This isn't a bad thing —but we found that from time to time we'd have to re-authorize the Assistant's use of stored iPhone data or features. We're not sure why at this point, but the re-authorization happened on all of the test devices.

Voice recognition



The main tester originally heralds from western Massachusetts, far west of the "Cliff Claven" line. The farther away you get from Boston, residents speak more like we're from Connecticut or upstate New York, rather than the "Cheers" mailman. We have a few linguistic oddities but they're mostly in what we call things, rather than pronunciation.

Whether or not that's unaccented, is for the reader to decide. Listen to the recent episodes of the AppleInsider podcast to make an educated guess, if you're so inclined.

Regardless, in our testing, Google Assistant did far better with speech recognition and parsing what's been said than Siri. Google Assistant fares better with homonyms than the current Siri incarnation does, and Google's product also does far better with acronyms than Apple's implementation.

So far, we've done limited testing with speakers originally from France, the deep U.S. south, and the Philippines with the same results —Siri chokes on acronyms and homonyms more than Google Assistant does.

Recognizing words is only part of the battle. Another front in that fight is what you do with the words. Neither are perfect.







Siri blew the interpretation completely, but even though Google Assistant got the words right, it didn't answer the question properly either.

Follow-up queries to earlier requests are a weird grab bag of what you can or cannot expect a correct response from.

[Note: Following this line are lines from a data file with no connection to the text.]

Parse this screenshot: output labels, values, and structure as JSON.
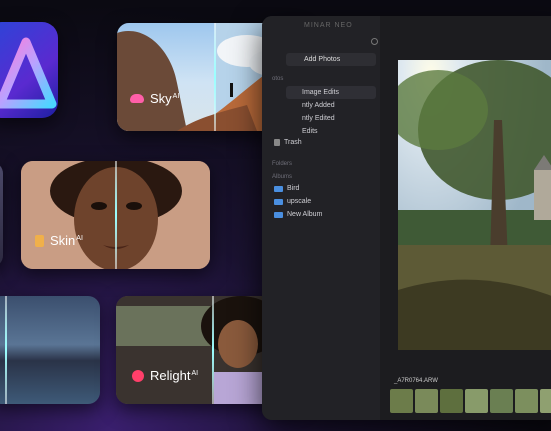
{
  "app": {
    "title": "MINAR NEO",
    "add_photos": "Add Photos",
    "sections": {
      "photos_head": "otos",
      "folders_head": "Folders",
      "albums_head": "Albums"
    },
    "menu": [
      "Image Edits",
      "ntly Added",
      "ntly Edited",
      "Edits",
      "Trash"
    ],
    "albums": [
      "Bird",
      "upscale",
      "New Album"
    ],
    "filename": "_A7R0764.ARW"
  },
  "cards": {
    "sky": "Sky",
    "skin": "Skin",
    "relight": "Relight",
    "ai": "AI"
  },
  "colors": {
    "accent_blue": "#4a8fe0",
    "sky_icon": "#ff5fa8",
    "skin_icon": "#f0b04a",
    "relight_icon": "#ff3f6a"
  }
}
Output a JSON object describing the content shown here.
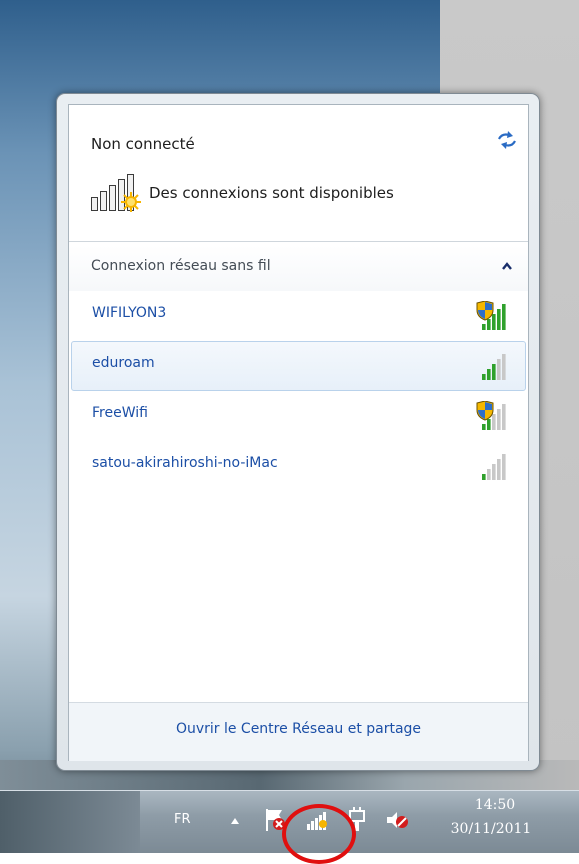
{
  "flyout": {
    "status_title": "Non connecté",
    "available_text": "Des connexions sont disponibles",
    "section_label": "Connexion réseau sans fil",
    "networks": [
      {
        "name": "WIFILYON3",
        "secured": true,
        "signal_bars": 5,
        "selected": false
      },
      {
        "name": "eduroam",
        "secured": false,
        "signal_bars": 3,
        "selected": true
      },
      {
        "name": "FreeWifi",
        "secured": true,
        "signal_bars": 2,
        "selected": false
      },
      {
        "name": "satou-akirahiroshi-no-iMac",
        "secured": false,
        "signal_bars": 1,
        "selected": false
      }
    ],
    "footer_link": "Ouvrir le Centre Réseau et partage"
  },
  "taskbar": {
    "language": "FR",
    "time": "14:50",
    "date": "30/11/2011",
    "tray_icons": [
      "show-hidden-icons-arrow",
      "action-center-flag-icon",
      "network-signal-icon",
      "power-plug-icon",
      "volume-muted-icon"
    ]
  },
  "colors": {
    "link": "#1c4fa6",
    "signal_green": "#2fa12c",
    "signal_gray": "#c8c8c8",
    "highlight": "#e00f0f"
  }
}
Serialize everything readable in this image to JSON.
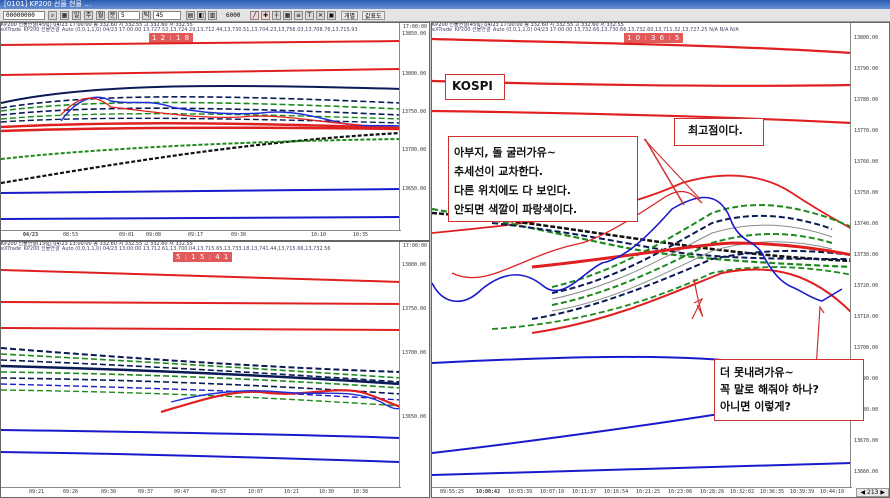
{
  "window": {
    "title": "[0101] KP200 선물 현물 …"
  },
  "toolbar": {
    "code": "00000000",
    "count": "5",
    "period": "45",
    "zoom": "6000",
    "tab1": "개별",
    "tab2": "값표도"
  },
  "panels": {
    "top_left": {
      "header1": "KP200 선물연결(45틱) 04/23 17:00:00 종 332.60 시 332.55 고 332.60 저 332.55",
      "header2": "eXTrade_KP200 선물연결_Auto (0,0,1,1,0) 04/23 17:00:00 13,727.52,13,724.29,13,712.44,13,730.51,13,704.23,13,756.03,13,708.76,13,715.93",
      "badge": "1 2 : 1 8",
      "y_ticks": [
        "13850.00",
        "13800.00",
        "13750.00",
        "13700.00",
        "13650.00"
      ],
      "x_ticks": [
        "04/23",
        "08:53",
        "09:01",
        "09:08",
        "09:17",
        "09:30",
        "10:10",
        "10:35"
      ],
      "corner": "17:00:00"
    },
    "bottom_left": {
      "header1": "KP200 선물연결(15틱) 04/23 13:00:00 종 332.60 시 332.55 고 332.60 저 332.55",
      "header2": "eXTrade_KP200 선물연결_Auto (0,0,1,1,0) 04/23 13:00:00 13,712.61,13,700.04,13,715.65,13,733.18,13,741.44,13,715.66,13,732.56",
      "badge": "5 : 1 5 : 4 1",
      "y_ticks": [
        "13800.00",
        "13750.00",
        "13700.00",
        "13650.00"
      ],
      "x_ticks": [
        "09:21",
        "09:26",
        "09:30",
        "09:37",
        "09:47",
        "09:57",
        "10:07",
        "10:21",
        "10:30",
        "10:38"
      ],
      "corner": "17:00:00"
    },
    "right": {
      "header1": "KP200 선물연결(45틱) 04/23 17:00:00 종 332.60 시 332.55 고 332.60 저 332.55",
      "header2": "eXTrade_KP200 선물연결_Auto (0,0,1,1,0) 04/23 17:00:00 13,732.66,13,730.66,13,732.60,13,711.32,13,727.25 N/A N/A N/A",
      "badge": "1 0 : 3 6 : 5",
      "y_ticks": [
        "13800.00",
        "13790.00",
        "13780.00",
        "13770.00",
        "13760.00",
        "13750.00",
        "13740.00",
        "13730.00",
        "13720.00",
        "13710.00",
        "13700.00",
        "13690.00",
        "13680.00",
        "13670.00",
        "13660.00"
      ],
      "x_ticks": [
        "09:55:25",
        "10:00:42",
        "10:03:39",
        "10:07:10",
        "10:11:37",
        "10:16:54",
        "10:21:25",
        "10:23:06",
        "10:28:26",
        "10:32:02",
        "10:36:35",
        "10:39:39",
        "10:44:10"
      ],
      "corner": "17:00:00",
      "page": "213"
    }
  },
  "notes": {
    "kospi": "KOSPI",
    "note1": [
      "아부지, 돌 굴러가유~",
      "추세선이 교차한다.",
      "다른 위치에도 다 보인다.",
      "안되면 색깔이 파랑색이다."
    ],
    "note2": "최고점이다.",
    "note3": [
      "더 못내려가유~",
      "꼭 말로 해줘야 하나?",
      "아니면 이렇게?"
    ]
  },
  "colors": {
    "red": "#e02020",
    "blue": "#1a1acc",
    "navy": "#0a1a55",
    "green": "#1e8a1e",
    "black": "#111111",
    "annotation_border": "#d03030"
  }
}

Asking who the current U.S. President is will give the right answer, with the follow-up "How tall is he?" bringing up the height on its own.

The query "Who is the CEO of Apple" summons the brief but correct response of Tim Cook. Subsequently asking "When did he become CEO," Google Assistant starts reading from Cook's Wikipedia listing, providing the correct result as well as a link to the page itself.

Sometimes the responses are unexpectedly odd. Asking "How tall is an adult giraffe" provides two answers, but while the male giraffe height is given as a range, the female giraffe's answer is given as a single height: 4.6 meters.

Asking "how long is a Los Angeles class fast-attack submarine" won't provide a range, but instead will list off some of the vessels, complete with photographs. Asking for the length of a specific submarine provides the measurement.

Even though touted as a feature, Google's conversational-style queries don't fare as well as it could, even if it's properly identified the question at hand.

Practical use, and limitations



Ultimately, whether or not you use Google's Assistant on iOS boils down to three things —how deeply you're already embedded in the Google ecosystem, who you want handling your data including some personal information, and if you can tolerate the Apple-induced limitations that the app has.

Google Assistant leans heavily on your existing Google profile, and all the data its collected on you associated with that account. If you've been avoiding Google so far, Google Assistant isn't a good reason to jump in now.

As with Siri on iOS and macOS, Apple still isn't interested in collating data for sale. The Siri configuration menu has a button that invokes a summary of what Siri collects, what it sends to Apple, and how it is used —there is no such nicety for Google Assistant.

Other specifics like song names, names of photo albums, photo album names, and similar user data points are collated by Siri, but not linked to other data that Apple may have as a result of use of other Apple services. As we mentioned, Google Assistant passes requests for a song selection to Apple Music, it's not clear what Google does with this data.

This probably isn't going to change any time soon. So, at least for now, Siri has an edge over Google Assistant for iOS users.

But, both still have a long way to go.